Assigned task: Your reply should be the entries, output word for word, with each picture omitted.

--- Records Enclosed Below ---

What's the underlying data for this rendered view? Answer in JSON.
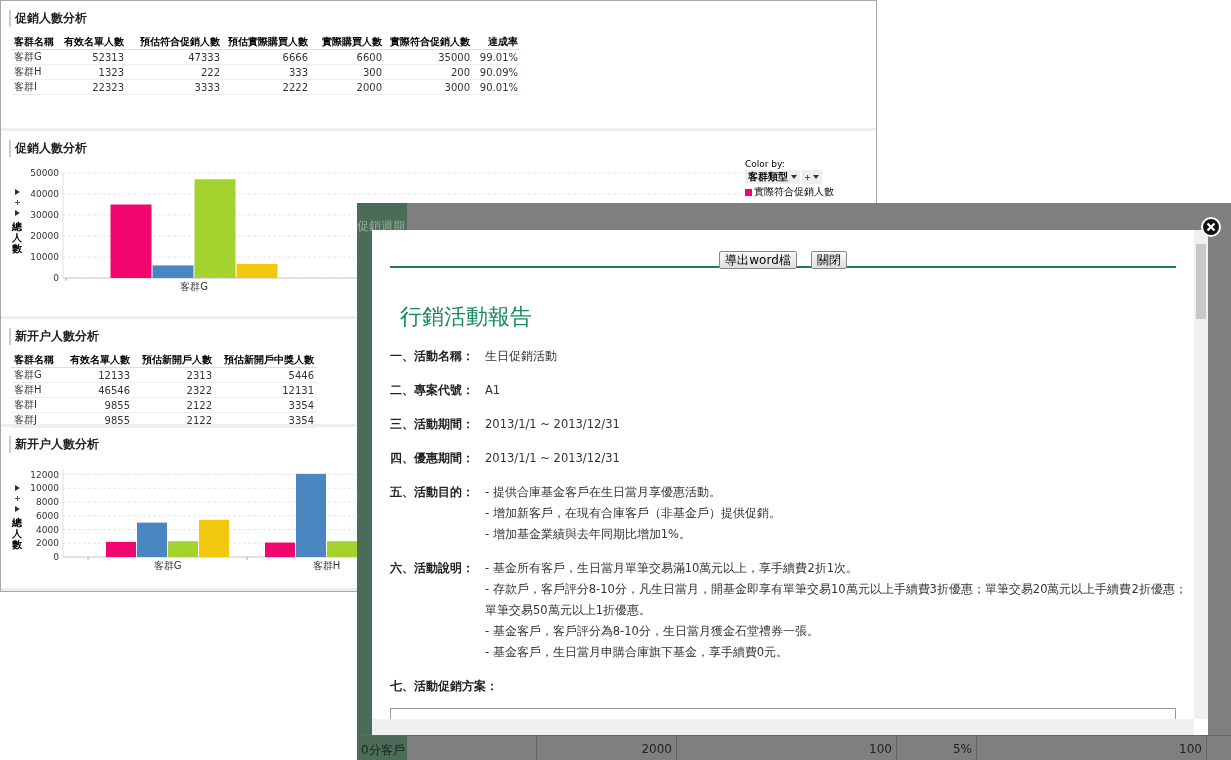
{
  "report": {
    "sections": [
      {
        "kind": "table",
        "title": "促銷人數分析",
        "columns": [
          "客群名稱",
          "有效名單人數",
          "預估符合促銷人數",
          "預估實際購買人數",
          "實際購買人數",
          "實際符合促銷人數",
          "達成率"
        ],
        "rows": [
          [
            "客群G",
            "52313",
            "47333",
            "6666",
            "6600",
            "35000",
            "99.01%"
          ],
          [
            "客群H",
            "1323",
            "222",
            "333",
            "300",
            "200",
            "90.09%"
          ],
          [
            "客群I",
            "22323",
            "3333",
            "2222",
            "2000",
            "3000",
            "90.01%"
          ]
        ]
      },
      {
        "kind": "chart",
        "title": "促銷人數分析",
        "color_by": {
          "label": "Color by:",
          "value": "客群類型"
        },
        "legend": [
          {
            "label": "實際符合促銷人數",
            "color": "#f0066e"
          }
        ],
        "chart_data": {
          "type": "bar",
          "ylabel": "總人數",
          "grid": true,
          "categories": [
            "客群G"
          ],
          "yticks": [
            0,
            10000,
            20000,
            30000,
            40000,
            50000
          ],
          "ylim": [
            0,
            50000
          ],
          "series": [
            {
              "color": "#f0066e",
              "values": [
                35000
              ]
            },
            {
              "color": "#4a86bf",
              "values": [
                6000
              ]
            },
            {
              "color": "#a4d22e",
              "values": [
                47000
              ]
            },
            {
              "color": "#f2c80f",
              "values": [
                6700
              ]
            }
          ]
        }
      },
      {
        "kind": "table",
        "title": "新开户人數分析",
        "columns": [
          "客群名稱",
          "有效名單人數",
          "預估新開戶人數",
          "預估新開戶中獎人數"
        ],
        "rows": [
          [
            "客群G",
            "12133",
            "2313",
            "5446"
          ],
          [
            "客群H",
            "46546",
            "2322",
            "12131"
          ],
          [
            "客群I",
            "9855",
            "2122",
            "3354"
          ],
          [
            "客群J",
            "9855",
            "2122",
            "3354"
          ]
        ]
      },
      {
        "kind": "chart",
        "title": "新开户人數分析",
        "chart_data": {
          "type": "bar",
          "ylabel": "總人數",
          "grid": true,
          "categories": [
            "客群G",
            "客群H"
          ],
          "yticks": [
            0,
            2000,
            4000,
            6000,
            8000,
            10000,
            12000
          ],
          "ylim": [
            0,
            12800
          ],
          "series": [
            {
              "color": "#f0066e",
              "values": [
                2200,
                2100
              ]
            },
            {
              "color": "#4a86bf",
              "values": [
                5000,
                12100
              ]
            },
            {
              "color": "#a4d22e",
              "values": [
                2300,
                2300
              ]
            },
            {
              "color": "#f2c80f",
              "values": [
                5400,
                null
              ]
            }
          ]
        }
      }
    ]
  },
  "dialog": {
    "background": {
      "side_label": "促銷週期",
      "bottom_row": [
        "0分客戶",
        "2000",
        "100",
        "5%",
        "100"
      ]
    },
    "buttons": [
      "導出word檔",
      "關閉"
    ],
    "title": "行銷活動報告",
    "items": [
      {
        "label": "一、活動名稱：",
        "lines": [
          "生日促銷活動"
        ]
      },
      {
        "label": "二、專案代號：",
        "lines": [
          "A1"
        ]
      },
      {
        "label": "三、活動期間：",
        "lines": [
          "2013/1/1 ~ 2013/12/31"
        ]
      },
      {
        "label": "四、優惠期間：",
        "lines": [
          "2013/1/1 ~ 2013/12/31"
        ]
      },
      {
        "label": "五、活動目的：",
        "lines": [
          "- 提供合庫基金客戶在生日當月享優惠活動。",
          "- 增加新客戶，在現有合庫客戶（非基金戶）提供促銷。",
          "- 增加基金業績與去年同期比增加1%。"
        ]
      },
      {
        "label": "六、活動說明：",
        "lines": [
          "- 基金所有客戶，生日當月單筆交易滿10萬元以上，享手續費2折1次。",
          "- 存款戶，客戶評分8-10分，凡生日當月，開基金即享有單筆交易10萬元以上手續費3折優惠；單筆交易20萬元以上手續費2折優惠；單筆交易50萬元以上1折優惠。",
          "- 基金客戶，客戶評分為8-10分，生日當月獲金石堂禮券一張。",
          "- 基金客戶，生日當月申購合庫旗下基金，享手續費0元。"
        ]
      },
      {
        "label": "七、活動促銷方案："
      }
    ]
  }
}
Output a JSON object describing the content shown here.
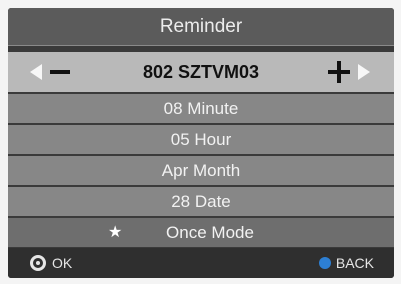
{
  "header": {
    "title": "Reminder"
  },
  "channel": {
    "name": "802 SZTVM03"
  },
  "rows": [
    {
      "label": "08 Minute"
    },
    {
      "label": "05 Hour"
    },
    {
      "label": "Apr Month"
    },
    {
      "label": "28 Date"
    },
    {
      "label": "Once Mode"
    }
  ],
  "footer": {
    "ok_label": "OK",
    "back_label": "BACK"
  },
  "colors": {
    "back_button": "#2d7fd3",
    "header_bg": "#5b5b5b",
    "channel_bar_bg": "#b9b9b9",
    "row_bg": "#878787"
  },
  "icons": {
    "left": "arrow-left-icon",
    "minus": "minus-icon",
    "plus": "plus-icon",
    "right": "arrow-right-icon",
    "star": "star-icon",
    "ok": "ok-icon",
    "back": "back-icon"
  }
}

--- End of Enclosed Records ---

Output for this exercise:
What's the underlying data for this rendered view? Answer in JSON.
{
  "report": {
    "sections": [
      {
        "kind": "table",
        "title": "促銷人數分析",
        "columns": [
          "客群名稱",
          "有效名單人數",
          "預估符合促銷人數",
          "預估實際購買人數",
          "實際購買人數",
          "實際符合促銷人數",
          "達成率"
        ],
        "rows": [
          [
            "客群G",
            "52313",
            "47333",
            "6666",
            "6600",
            "35000",
            "99.01%"
          ],
          [
            "客群H",
            "1323",
            "222",
            "333",
            "300",
            "200",
            "90.09%"
          ],
          [
            "客群I",
            "22323",
            "3333",
            "2222",
            "2000",
            "3000",
            "90.01%"
          ]
        ]
      },
      {
        "kind": "chart",
        "title": "促銷人數分析",
        "color_by": {
          "label": "Color by:",
          "value": "客群類型"
        },
        "legend": [
          {
            "label": "實際符合促銷人數",
            "color": "#f0066e"
          }
        ],
        "chart_data": {
          "type": "bar",
          "ylabel": "總人數",
          "grid": true,
          "categories": [
            "客群G"
          ],
          "yticks": [
            0,
            10000,
            20000,
            30000,
            40000,
            50000
          ],
          "ylim": [
            0,
            50000
          ],
          "series": [
            {
              "color": "#f0066e",
              "values": [
                35000
              ]
            },
            {
              "color": "#4a86bf",
              "values": [
                6000
              ]
            },
            {
              "color": "#a4d22e",
              "values": [
                47000
              ]
            },
            {
              "color": "#f2c80f",
              "values": [
                6700
              ]
            }
          ]
        }
      },
      {
        "kind": "table",
        "title": "新开户人數分析",
        "columns": [
          "客群名稱",
          "有效名單人數",
          "預估新開戶人數",
          "預估新開戶中獎人數"
        ],
        "rows": [
          [
            "客群G",
            "12133",
            "2313",
            "5446"
          ],
          [
            "客群H",
            "46546",
            "2322",
            "12131"
          ],
          [
            "客群I",
            "9855",
            "2122",
            "3354"
          ],
          [
            "客群J",
            "9855",
            "2122",
            "3354"
          ]
        ]
      },
      {
        "kind": "chart",
        "title": "新开户人數分析",
        "chart_data": {
          "type": "bar",
          "ylabel": "總人數",
          "grid": true,
          "categories": [
            "客群G",
            "客群H"
          ],
          "yticks": [
            0,
            2000,
            4000,
            6000,
            8000,
            10000,
            12000
          ],
          "ylim": [
            0,
            12800
          ],
          "series": [
            {
              "color": "#f0066e",
              "values": [
                2200,
                2100
              ]
            },
            {
              "color": "#4a86bf",
              "values": [
                5000,
                12100
              ]
            },
            {
              "color": "#a4d22e",
              "values": [
                2300,
                2300
              ]
            },
            {
              "color": "#f2c80f",
              "values": [
                5400,
                null
              ]
            }
          ]
        }
      }
    ]
  },
  "dialog": {
    "background": {
      "side_label": "促銷週期",
      "bottom_row": [
        "0分客戶",
        "2000",
        "100",
        "5%",
        "100"
      ]
    },
    "buttons": [
      "導出word檔",
      "關閉"
    ],
    "title": "行銷活動報告",
    "items": [
      {
        "label": "一、活動名稱：",
        "lines": [
          "生日促銷活動"
        ]
      },
      {
        "label": "二、專案代號：",
        "lines": [
          "A1"
        ]
      },
      {
        "label": "三、活動期間：",
        "lines": [
          "2013/1/1 ~ 2013/12/31"
        ]
      },
      {
        "label": "四、優惠期間：",
        "lines": [
          "2013/1/1 ~ 2013/12/31"
        ]
      },
      {
        "label": "五、活動目的：",
        "lines": [
          "- 提供合庫基金客戶在生日當月享優惠活動。",
          "- 增加新客戶，在現有合庫客戶（非基金戶）提供促銷。",
          "- 增加基金業績與去年同期比增加1%。"
        ]
      },
      {
        "label": "六、活動說明：",
        "lines": [
          "- 基金所有客戶，生日當月單筆交易滿10萬元以上，享手續費2折1次。",
          "- 存款戶，客戶評分8-10分，凡生日當月，開基金即享有單筆交易10萬元以上手續費3折優惠；單筆交易20萬元以上手續費2折優惠；單筆交易50萬元以上1折優惠。",
          "- 基金客戶，客戶評分為8-10分，生日當月獲金石堂禮券一張。",
          "- 基金客戶，生日當月申購合庫旗下基金，享手續費0元。"
        ]
      },
      {
        "label": "七、活動促銷方案："
      }
    ]
  }
}
Output a JSON object describing the content shown here.
{
  "header": {
    "title": "Reminder"
  },
  "channel": {
    "name": "802 SZTVM03"
  },
  "rows": [
    {
      "label": "08 Minute"
    },
    {
      "label": "05 Hour"
    },
    {
      "label": "Apr Month"
    },
    {
      "label": "28 Date"
    },
    {
      "label": "Once Mode"
    }
  ],
  "footer": {
    "ok_label": "OK",
    "back_label": "BACK"
  },
  "colors": {
    "back_button": "#2d7fd3",
    "header_bg": "#5b5b5b",
    "channel_bar_bg": "#b9b9b9",
    "row_bg": "#878787"
  },
  "icons": {
    "left": "arrow-left-icon",
    "minus": "minus-icon",
    "plus": "plus-icon",
    "right": "arrow-right-icon",
    "star": "star-icon",
    "ok": "ok-icon",
    "back": "back-icon"
  }
}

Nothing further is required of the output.